I don’t think I’ve enjoyed playing a somewhat corny game more than I’ve enjoyed playing Boyfriend Dungeon.
From my perspective – and bear in mind that I am a white, cis, somewhat queer asexual person – Boyfriend Dungeon is a friendly, whimsical, and very respectful game, taking place in Verona Beach. Yes, I think the Shakespeare references are intentional.
My character has come here to spend time with their cousin and – gulp – learn to date. It turns out that not only is Verona Beach home to my cousin, but it also houses dungeons and monsters. As it turns out it also houses people that turn into swords. Or Swords that turn into people. All of them have their charms and all of them seem to be very interested in me.
As I progress through the dungeon levels, the snappy mobile phone monsters, flying VCR cassettes and phonogram record players are all out to get me. As I progress I also pick up weapons, and by leveling up myself and going on dates with my weapons, I also level the weapons up. It’s a good progression lock, because it makes it less likely that I get too powerful without experiencing the story. I do have some concerns around the pacing, though, but since the game isn’t very difficult to play, those are pretty insignificant.
My first encounter is Isaac, a debonair business man with a flair for philanthropy, wine, and chocolates.
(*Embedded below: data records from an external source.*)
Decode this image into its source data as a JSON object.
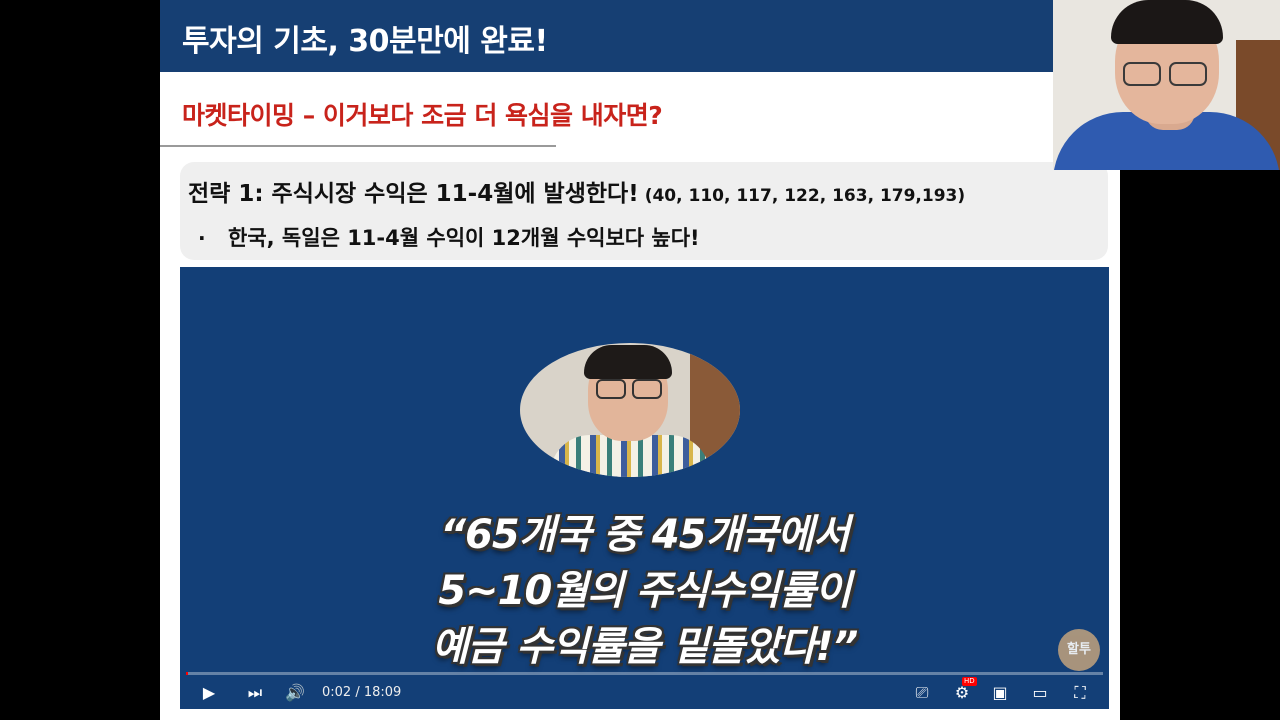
{
  "slide": {
    "title": "투자의 기초, 30분만에 완료!",
    "subtitle": "마켓타이밍 – 이거보다 조금 더 욕심을 내자면?",
    "strategy_heading": "전략 1: 주식시장 수익은 11-4월에 발생한다!",
    "strategy_refs": "(40, 110, 117, 122, 163, 179,193)",
    "bullet_marker": "·",
    "bullet_text": "한국, 독일은 11-4월 수익이 12개월 수익보다 높다!"
  },
  "video": {
    "quote_lines": [
      "“65개국 중 45개국에서",
      "5~10월의 주식수익률이",
      "예금 수익률을 밑돌았다!”"
    ],
    "logo_text": "할투",
    "current_time": "0:02",
    "duration": "18:09",
    "time_display": "0:02 / 18:09",
    "progress_fraction": 0.002,
    "controls": {
      "play_icon": "▶",
      "next_icon": "⏭",
      "volume_icon": "🔊",
      "subtitles_icon": "⎚",
      "settings_icon": "⚙",
      "hd_badge": "HD",
      "miniplayer_icon": "▣",
      "theater_icon": "▭",
      "fullscreen_icon": "⛶"
    }
  },
  "colors": {
    "title_bar": "#163f73",
    "subtitle_red": "#c8231b",
    "video_bg": "#133f77",
    "progress_red": "#ff0000"
  }
}
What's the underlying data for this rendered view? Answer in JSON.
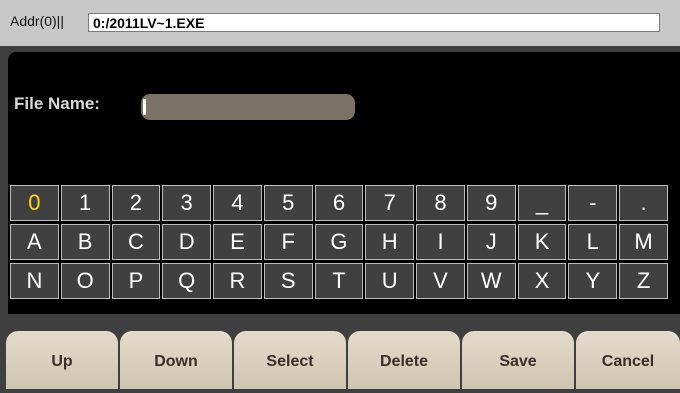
{
  "address": {
    "label": "Addr(0)||",
    "path": "0:/2011LV~1.EXE"
  },
  "file_name": {
    "label": "File Name:",
    "value": ""
  },
  "keyboard": {
    "rows": [
      [
        "0",
        "1",
        "2",
        "3",
        "4",
        "5",
        "6",
        "7",
        "8",
        "9",
        "_",
        "-",
        "."
      ],
      [
        "A",
        "B",
        "C",
        "D",
        "E",
        "F",
        "G",
        "H",
        "I",
        "J",
        "K",
        "L",
        "M"
      ],
      [
        "N",
        "O",
        "P",
        "Q",
        "R",
        "S",
        "T",
        "U",
        "V",
        "W",
        "X",
        "Y",
        "Z"
      ]
    ],
    "selected": "0",
    "selected_color": "#ffd21a"
  },
  "softkeys": {
    "up": "Up",
    "down": "Down",
    "select": "Select",
    "delete": "Delete",
    "save": "Save",
    "cancel": "Cancel"
  }
}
Isaac turns out to be quite a serious but also spiritual fellow. He’s a fencing sword, so his attacks are fast but not very damaging. Isaac turns out to be my favourite date, but not my favourite sword.
Sunder is a secretive man with an exhibitionist soul. He definitely puts all of himself on display, except the part that counts. Sunder is a sabre and cuts a wide swath in the battlefield. Sunder is also very fond of dancing and quite persistent. While I do enjoy wreaking havoc on various strobe lights, loudspeakers and martini glasses with him, Sunder isn’t really my jam.
Valeria is one of the quickest of the weapons, which makes sense since she’s a dagger. She also kind of proves to me that while I may be asexual, I’m probably not as straight asI think I am, which is weird to discover at 47. Yes, reader, the battle between polyamorous Valeria and monogamous Isaac over my affections was an epic one. One that Valeria apparently won.
Seven is a K-pop start struck with a certain level of ennui. He turned out to be one of the most sympathetic weapons of the lot. As a lightsaber he’s also one of the most powerful weapons in the game with a well timed AoE to control the battlefield.
Seven turned out to be the person I felt the most kinship with, and he’s also the weapon that suited me best.
Rowan is a somewhat mystical scythe that I didn’t find in my first playthrough. Rowan was difficult to get to know, and a bit too mystical for me.
The scythe turned out to be quite powerful though, but still not as powerful as Seven. Rowan is not quite my speed. I don’t understand them at all, and I keep saying the wrong thing.
Sawyer is a bit flaky and a glaive. While Sawyer is a bit too young for me to romance, they’re a nice person, but quite immature. As a weapon, Sawyer is powerful but slow. They do make up for it by controlling the battlefield.
Pockets is a cat and quite catty. It’s hard to get an understanding for Pockets, but if you let the cat to come to you, I’ve found that works pretty well.
As a weapon, Pockets is one of the most powerful of all the weapons, by of all the weapons, by both controlling the battlefield and doing quite a bit of damage while still being very fast.
In general I would say that despite the somewhat grindy combat, the variation in the weapons make it less boring than it might bae been otherwise.
From my perspective Boyfriend Dungeon does a lot of things right. The game is respectful, varied and inclusive. Despite the quite harsh criticism Kitfox Games received due to the underlying theme of stalking in the game, I can’t say that I felt the content warnings were insufficient, but my experience with stalking is limited. I have had my share of awful relationships, with a ton of psychological abuse though. I don’t know. Maybe it’s correct to call it out, but I don’t think Kitfox Games have been intentionally harmful.
I’ve really enjoyed playing Boyfriend Dungeon so much so that I’ve bought it on several platforms and played it three times so far. The only things I’m missing with the game are more dungeons. This would have been nice from a grinding perspective. I would also have appreciated being able to smooch Jonah, who honestly came across as the pst interesting potential date in the game. But then I’ve lays had a weakness for large, cuddly, men.
Yes, Boyfriend Dungeon does cover topics that may be traumatic for individuals who have been stalked. No, for me, it doesn’t detract from the pleasure of playing the game, but that’s MY experience.
I have a feeling that this will be one of my comfort games moving forward.